This is "next level" stuff, though. Fans of The Pitchforks will likely dig Refraction with the same fervor as they did for All In, and there's plenty to enjoy here. Sin Documentos is an exceptional standout, bringing a much-needed infusion of excitement to the repertoire choices. All of the Lights is equally well-constructed, providing a dynamic arc. Holocene is suitably dreamy, and it's one of the better a cappella Bon Iver interpretations I've heard.

The Pitchforks are one of the best collegiate a cappella groups in the world today, but with the group's ability comes an expectation of great things. Refraction is very good, but its moments of stagnancy and excessive length keep it from reaching classic status. The good news is The Pitchforks have the skill to produce a modern classic; here's hoping the next release hits the mark.


Tuning / Blend 3
Energy / Intensity 4
Innovation / Creativity 4
Soloists 3
Sound / Production 3
Repeat Listenability 3
Tracks
1 Paradise 4
2 Bright Lights Bigger City 5
3 Some Nights 4
4 Somebody to Love 3
5 Surprise Me Tonight 3
6 Wagon Wheel 3
7 Sin Documentos 4
8 Fade Into Darkness/I'm Not Alone 3
9 All of the Lights (Interlude) 4
10 All of the Lights 3
11 Hallelujah 5
12 Titanium 4
13 Moth's Wings 3
14 Holocene 3
15 Refraction 3

Refraction is an apt title for the latest release by The Pitchforks of Duke University. Who and what The Pitchforks are is filtered through genre, arrangement, and studio production to expose all the elements, both good and bad, that make up the substance of the group and its members. The group's passion and hard work stand out most starkly. These gentlemen are clearly dedicated to creating high-quality music together and have the vocal talent to back it up. The album isn't perfect; they manage to get most aspects right most of the time but do fall short occasionally.

Arrangements can make or break an album. Though cracked in places, this album features arranging that is far from broken. Sustained "ooh"s and "ah"s are well-balanced with rhythmic backgrounds. Paradise starts the whole album off with beautiful "eee" vowels that set the tone for the string section feel that permeates the album. Surprise Me Tonight, All of the Lights and Moth's Wings show a trend toward repetition. Actual lyrics in the backgrounds would be a welcome relief. The strongest arrangement on the album is Hallelujah; it's powerful, diverse, and distinctly their own. With just a few tweaks, this track could be one of the greats.

The production is less than ideal in today's a cappella scene. It's very good, except for the mix. This album covers the full range of studio possibilities.

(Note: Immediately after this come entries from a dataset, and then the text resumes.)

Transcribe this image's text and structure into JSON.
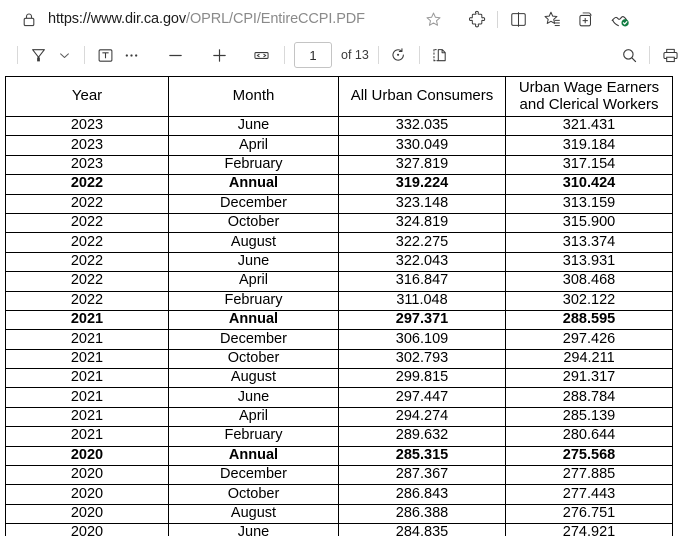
{
  "browser": {
    "url_host": "https://www.dir.ca.gov",
    "url_path": "/OPRL/CPI/EntireCCPI.PDF",
    "lock_icon": "lock-icon",
    "bookmark_icon": "star-icon",
    "actions": [
      {
        "name": "extensions-icon",
        "label": "Extensions"
      },
      {
        "name": "split-screen-icon",
        "label": "Split screen"
      },
      {
        "name": "collections-icon",
        "label": "Collections"
      },
      {
        "name": "add-to-collection-icon",
        "label": "Add to collection"
      },
      {
        "name": "drop-icon",
        "label": "Drop"
      }
    ]
  },
  "pdf_toolbar": {
    "highlight_icon": "highlighter-icon",
    "highlight_dropdown_icon": "chevron-down-icon",
    "text_icon": "add-text-icon",
    "more_icon": "more-options-icon",
    "zoom_out_icon": "zoom-out-icon",
    "zoom_in_icon": "zoom-in-icon",
    "fit_icon": "fit-to-width-icon",
    "page_number": "1",
    "page_count_label": "of 13",
    "rotate_icon": "rotate-icon",
    "page_view_icon": "page-view-icon",
    "search_icon": "search-icon",
    "print_icon": "print-icon"
  },
  "table": {
    "headers": [
      "Year",
      "Month",
      "All Urban Consumers",
      "Urban Wage Earners and Clerical Workers"
    ],
    "rows": [
      {
        "year": "2023",
        "month": "June",
        "auc": "332.035",
        "uwe": "321.431",
        "annual": false
      },
      {
        "year": "2023",
        "month": "April",
        "auc": "330.049",
        "uwe": "319.184",
        "annual": false
      },
      {
        "year": "2023",
        "month": "February",
        "auc": "327.819",
        "uwe": "317.154",
        "annual": false
      },
      {
        "year": "2022",
        "month": "Annual",
        "auc": "319.224",
        "uwe": "310.424",
        "annual": true
      },
      {
        "year": "2022",
        "month": "December",
        "auc": "323.148",
        "uwe": "313.159",
        "annual": false
      },
      {
        "year": "2022",
        "month": "October",
        "auc": "324.819",
        "uwe": "315.900",
        "annual": false
      },
      {
        "year": "2022",
        "month": "August",
        "auc": "322.275",
        "uwe": "313.374",
        "annual": false
      },
      {
        "year": "2022",
        "month": "June",
        "auc": "322.043",
        "uwe": "313.931",
        "annual": false
      },
      {
        "year": "2022",
        "month": "April",
        "auc": "316.847",
        "uwe": "308.468",
        "annual": false
      },
      {
        "year": "2022",
        "month": "February",
        "auc": "311.048",
        "uwe": "302.122",
        "annual": false
      },
      {
        "year": "2021",
        "month": "Annual",
        "auc": "297.371",
        "uwe": "288.595",
        "annual": true
      },
      {
        "year": "2021",
        "month": "December",
        "auc": "306.109",
        "uwe": "297.426",
        "annual": false
      },
      {
        "year": "2021",
        "month": "October",
        "auc": "302.793",
        "uwe": "294.211",
        "annual": false
      },
      {
        "year": "2021",
        "month": "August",
        "auc": "299.815",
        "uwe": "291.317",
        "annual": false
      },
      {
        "year": "2021",
        "month": "June",
        "auc": "297.447",
        "uwe": "288.784",
        "annual": false
      },
      {
        "year": "2021",
        "month": "April",
        "auc": "294.274",
        "uwe": "285.139",
        "annual": false
      },
      {
        "year": "2021",
        "month": "February",
        "auc": "289.632",
        "uwe": "280.644",
        "annual": false
      },
      {
        "year": "2020",
        "month": "Annual",
        "auc": "285.315",
        "uwe": "275.568",
        "annual": true
      },
      {
        "year": "2020",
        "month": "December",
        "auc": "287.367",
        "uwe": "277.885",
        "annual": false
      },
      {
        "year": "2020",
        "month": "October",
        "auc": "286.843",
        "uwe": "277.443",
        "annual": false
      },
      {
        "year": "2020",
        "month": "August",
        "auc": "286.388",
        "uwe": "276.751",
        "annual": false
      },
      {
        "year": "2020",
        "month": "June",
        "auc": "284.835",
        "uwe": "274.921",
        "annual": false
      }
    ]
  }
}
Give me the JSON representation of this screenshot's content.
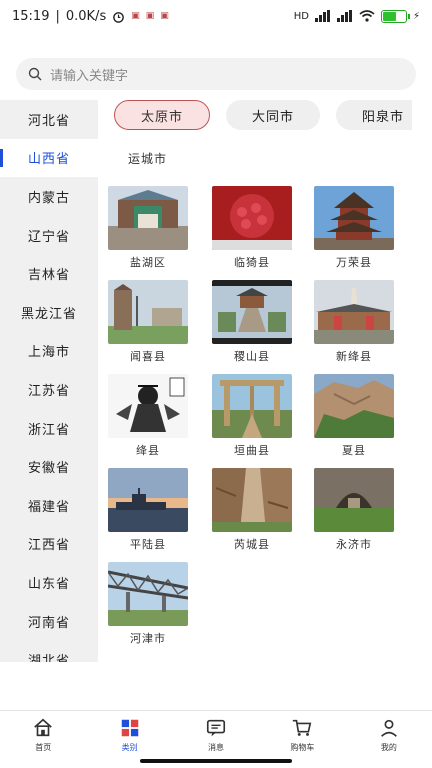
{
  "status": {
    "time": "15:19",
    "speed": "0.0K/s",
    "network": "HD",
    "battery_level": 0.6
  },
  "search": {
    "placeholder": "请输入关键字"
  },
  "sidebar": {
    "items": [
      {
        "label": "河北省"
      },
      {
        "label": "山西省",
        "active": true
      },
      {
        "label": "内蒙古"
      },
      {
        "label": "辽宁省"
      },
      {
        "label": "吉林省"
      },
      {
        "label": "黑龙江省"
      },
      {
        "label": "上海市"
      },
      {
        "label": "江苏省"
      },
      {
        "label": "浙江省"
      },
      {
        "label": "安徽省"
      },
      {
        "label": "福建省"
      },
      {
        "label": "江西省"
      },
      {
        "label": "山东省"
      },
      {
        "label": "河南省"
      },
      {
        "label": "湖北省"
      }
    ]
  },
  "city_tabs": [
    {
      "label": "太原市",
      "active": true
    },
    {
      "label": "大同市"
    },
    {
      "label": "阳泉市"
    }
  ],
  "subtitle": "运城市",
  "places": [
    {
      "label": "盐湖区",
      "icon": "gate-photo"
    },
    {
      "label": "临猗县",
      "icon": "pomegranate-photo"
    },
    {
      "label": "万荣县",
      "icon": "tower-photo"
    },
    {
      "label": "闻喜县",
      "icon": "ruin-photo"
    },
    {
      "label": "稷山县",
      "icon": "temple-photo"
    },
    {
      "label": "新绛县",
      "icon": "pagoda-photo"
    },
    {
      "label": "绛县",
      "icon": "ink-painting-photo"
    },
    {
      "label": "垣曲县",
      "icon": "archway-photo"
    },
    {
      "label": "夏县",
      "icon": "cliff-photo"
    },
    {
      "label": "平陆县",
      "icon": "harbor-photo"
    },
    {
      "label": "芮城县",
      "icon": "canyon-photo"
    },
    {
      "label": "永济市",
      "icon": "cave-photo"
    },
    {
      "label": "河津市",
      "icon": "bridge-photo"
    }
  ],
  "tabbar": [
    {
      "label": "首页",
      "icon": "home-icon"
    },
    {
      "label": "类别",
      "icon": "category-icon",
      "active": true
    },
    {
      "label": "消息",
      "icon": "message-icon"
    },
    {
      "label": "购物车",
      "icon": "cart-icon"
    },
    {
      "label": "我的",
      "icon": "profile-icon"
    }
  ],
  "colors": {
    "accent": "#1f4fd8",
    "tab_active_bg": "#fbe2e2",
    "sidebar_bg": "#f0f0f0"
  }
}
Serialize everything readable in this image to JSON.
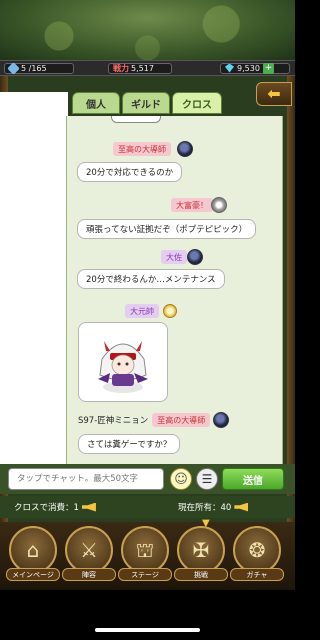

Paradise, Bright Lights Bigger City, and Some Nights are distortion-happy and bass-heavy, though with clearly-heard solos in the forefront. By the time we get to Holocene and Refraction, the solos are over-powered and muffled while the distortion is reduced and the upper voices are able to shine through crunchy chords. Luckily, the soundscape shifts gradually and there are gems in there. Bright Lights Bigger City, Wagon Wheel, and Hallelujah have the right balances, though they sound like they are from three different albums.

The performances are generally strong. There are times, such as in Somebody to Love, in which the high tenors just don't lock in; the third and fourth words of this song just don't sound good. The tuning sounds imprecise as the album reaches its later stages, which I attribute to the production rather than the talent of the singers.

The cracks are there, true, but the musicianship and sheer joy of harmony makes this an album to respect. Any casual listener would find little to no fault in the overall sound. From beginning to end, the songs flow together beautifully. Yes, styles shift, but it's only evident when the tracks are played out of order. The exploration of arranging plus song and production options, despite the flaws it highlights, lends Refraction a certain charm. Buy this release and get to know the real Pitchforks.


How To Get Your Work Reviewed

To have your album (2 or more tracks) reviewed by RARB, please email us with your name, group name and album title. You will receive a response with information on how to register your album in our system.

To have your digital single reviewed by RARB, please fill out our online singles registration form.

×

Ordering Information

To order physical copies of the album, email Benjamin Ward at bfw at duke dot edu.

×